A tough day out, eh?


After our fair share of beers and buckets, we decided to paddle our way back into town. This was in spite of (or maybe to spite) the legion of tuk tuk drivers offering to drive us back to town. Exercising our best alcohol-powered better judgement we were convinced were trying to scam us.

Maybe the river was flowing a bit too slowly or maybe we were feeling a little too relaxed, but we only just made it back to town in time to return our tubes (having taken six hours to navigate four kilometres of river). Maybe those tuk tuk drivers weren’t trying to scam us after all…

That night we managed to find a bar that showed Family Guy instead of Friends and settled in for a few rounds of Beer Lao. On reflection, maybe Vang Vieng isn’t quite the hole that many have made it out to be. It’s a town that’s built on hedonism and, no matter what your opinion of Vang Vieng, it would be a shame to see it denigrated by puritanical ideas of what tourist destinations should be.

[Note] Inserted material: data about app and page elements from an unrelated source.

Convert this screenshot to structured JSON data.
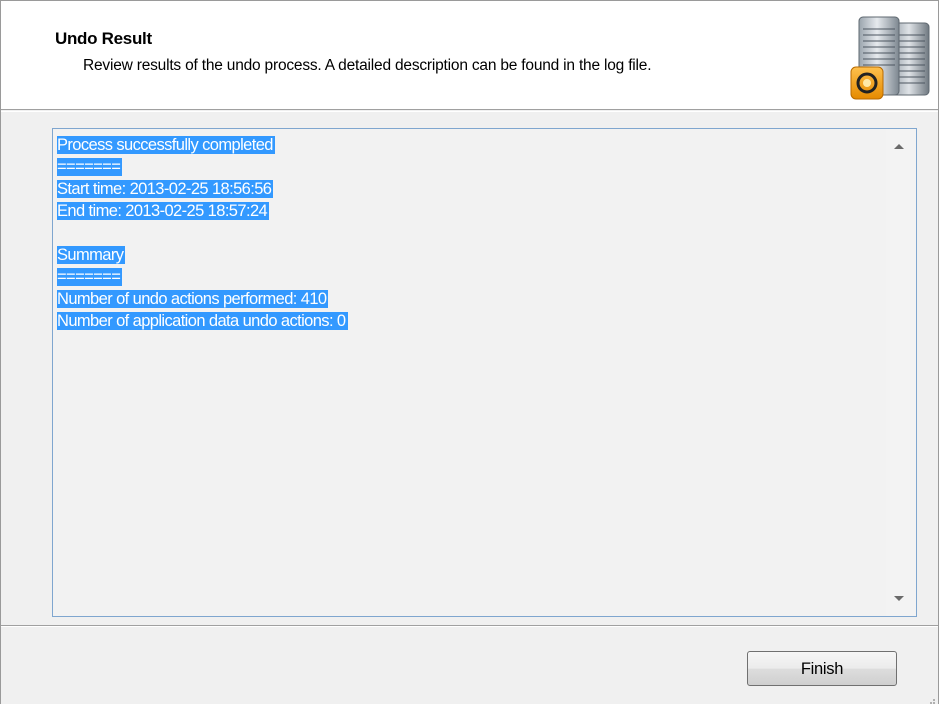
{
  "header": {
    "title": "Undo Result",
    "subtitle": "Review results of the undo process. A detailed description can be found in the log file.",
    "icon": "server-database-icon"
  },
  "log": {
    "lines": [
      "Process successfully completed",
      "=======",
      "Start time: 2013-02-25 18:56:56",
      "End time: 2013-02-25 18:57:24",
      "",
      "Summary",
      "=======",
      "Number of undo actions performed: 410",
      "Number of application data undo actions: 0"
    ],
    "selected": true
  },
  "footer": {
    "finish_label": "Finish"
  },
  "colors": {
    "selection": "#3399ff",
    "selection_text": "#ffffff",
    "log_border": "#7fa6cf",
    "header_bg": "#ffffff",
    "window_bg": "#f0f0f0"
  }
}
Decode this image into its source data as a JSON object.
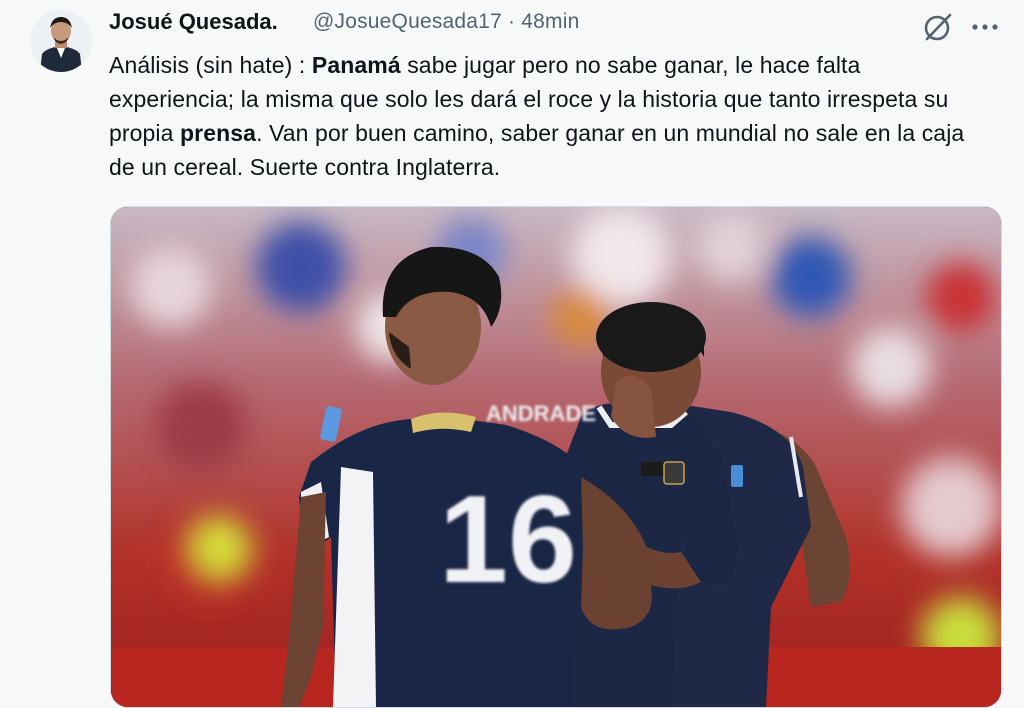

Hi Mum, I’m in Luang Prabang

If you just spent 2 slightly hellish days getting to a destination, you couldn’t do much better than have that destination be Luang Prabang. Set on the confluence of the Mekong and Nam Ou rivers, it’s an elegant, laid-back sort of place, with plenty of reminders of its French colonial history.

Things you can do in LP:
1. Get up to the sound of drums at dawn and stumble onto your guesthouse balcony to watch the monks from the various wats make their procession through town, collecting alms in the form of sticky rice.

2. Watch the local women try to sell sticky rice to foreigners so they can offer it to the monks, without revealing that the monks will not eat tainted offerings.

3. Visit Tamarind, a restaurant and cooking school run by Joy, a local man, and Caroline, his Aussie wife. Learn heaps about local food (surprisingly different from Thai and Vietnamese food). Be amazed by the utterly repellant Lao fish sauce (recipe: take whole fish. Place in water. Add salt, galangal and maybe garlic. Leave to ferment (ie. rot). Eat.) Prepare some great food in an idyllic setting. Fall in love with Lao beer snacks – dried, fried mushroom shreds flavoured with kaffir lime, chili and garlic.

4. Bump into some old uni friends that you just missed in Singapore (hey, Warren and Celia). Spend a great evening with them, drinking cheap cocktails in a secluded bar on the other side of the river, accessible only via rickety bamboo bridge, and eating more great food.

5. Visit the Kuang Si waterfall, a series of cascades about an hour out of town that look like they were deliberately designed by someone working for Disneyland or similar (this is actually a compliment). Swim in the gorgeous aqua water and wonder again why it is you don’t live in Luang Prabang.

6. Eat a gourmet French meal at LÉlephant, which but for the heat, the tiny geckos running around on the awning and the miniscule price, could be anywhere in France.